sing kirtan in 15 minutes.
I heave a sigh and
head to the templeroom.
I am washed with the scent
of incense and
the holy name.
I thought that I had needed
to sleep
but after a half an hour
of singing
I just want to stay here
right here
in front of God
for the next seven days
and graffiti my heart
with the holy name.


Thursday, July 17, 2014

Pleading My Case

Last year in Mayapur...

The cold seeped into my fingers. I stitched away at the delicate needlework on the piece of cloth I was embroidering with beads. Other Mayapur Academy students were bent over looms, huddled in their sweaters.

Keshavi Mataji came around to clusters of students. She gathered several of us and said, "So, you are now going to write. You are having a conversation with Lord Chaitanya. You want to go back to the spiritual world, but He is skeptical. So have a conversation where you convince Him that you want to go back." Keshavi Mataji handed us lined pieces of paper, then moved on to the next cluster of students.

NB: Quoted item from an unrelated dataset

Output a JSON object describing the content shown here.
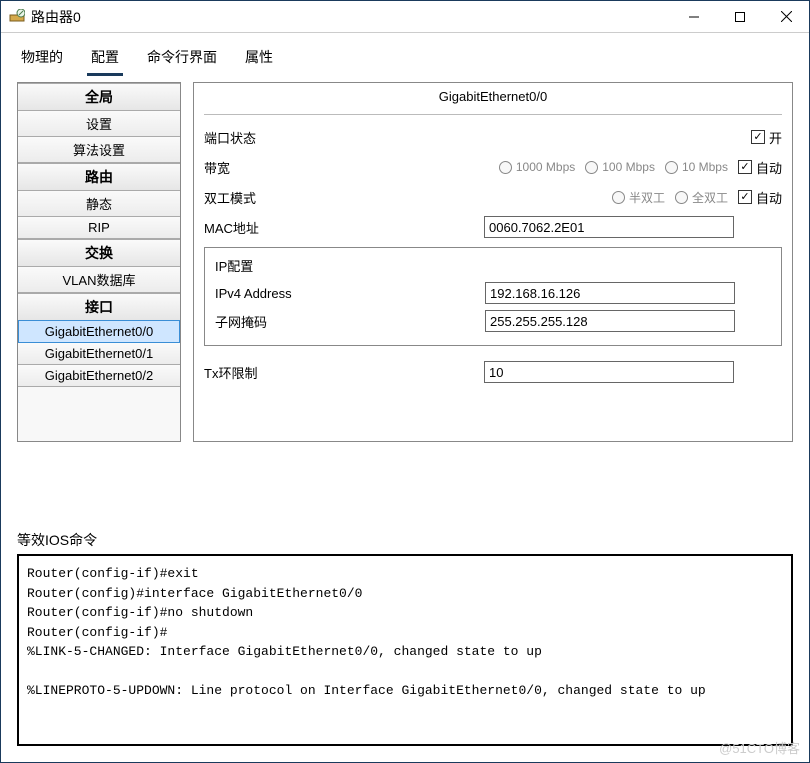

I stared at the blank sheet of paper, then went back to my needlework. How would I ever convince someone that I wanted to go back to the spiritual world when really I didn't care about going back? What was the big deal, anyway? Why can't we just live and love here? The spiritual world doesn't only have to exist when I die.

Time was ticking. Finally, I set aside my needlework and picked up a pen. I wrote the following conversation:

Me: You came for me, Mahaprabhu!
Lord Chaitanya: Yes. I only want to know how and why you want to come with me.
Me: This world... this place is not my home.
Chaitanya: You often forget that.
Me: I am realizing that the only place I can give love with no fear, with all my heart, is with You.
Chaitanya: Nice words. How about showing them?
Me: I have been on this path to You my whole life, Mahaprabhu. Lifetimes, actually.
Chaitanya: This qualifies you to come back to the spiritual world?
Me: No. I have no qualification.
Chaitanya: Then tell me how you can come with Me.
Me: Because You love me unconditionally, especially because I have no qualification.
Chaitanya: You're tugging at my mercy, Bhakti lata.
Me: Exactly. I am an impudent beggar. I have no right to beg, to be hanging onto the hem of Your dhoti.
Chaitanya: Indeed.
Me: I am demanding the highest gift, even though I have no right to demand. But I am lost without You. I beg You take me home.
Chaitanya: You don't need to beg, my dear Bhakti lata dasi.
Me: Really?
Chaitanya: I have wanted you to come home with Me for thousands of lifetimes. I just wanted to hear from YOU.
      Come [holds out hand], let's go home.

***

When I recited this conversation out at the end of class to my fellow students, my voice broke at the end. A hush had fallen over everyone during these readings, and a hush fell over my own heart.

Take me home. Please. 

Friday, July 11, 2014

A Morning in Mayapur

From a journal entry awhile ago...

Wow. I am so in love with Mayapur. The deities here emanate love. They emanate sweetness and magnanimity. Every single person that I meet is a true Vaishnava - an example of kindness, sweetness, patience, tolerance, and of paka principles.

I chanted japa in the temple this morning, I was a little out of it. But slowly, slowly, I warmed up. Some men sat down to sing the most heartachingly beautiful bhajans, and I let my mind absorb in that poetry of music. The music soothed my mind - so much that I didn't want to leave, just stay in the templeroom with the curtains closed. I felt such shelter from the world in the templeroom. No plans, no drama, no one to meet, no one to talk to... just chanting and receiving darshan of the Lord. 

To write is to dare the soul. So write.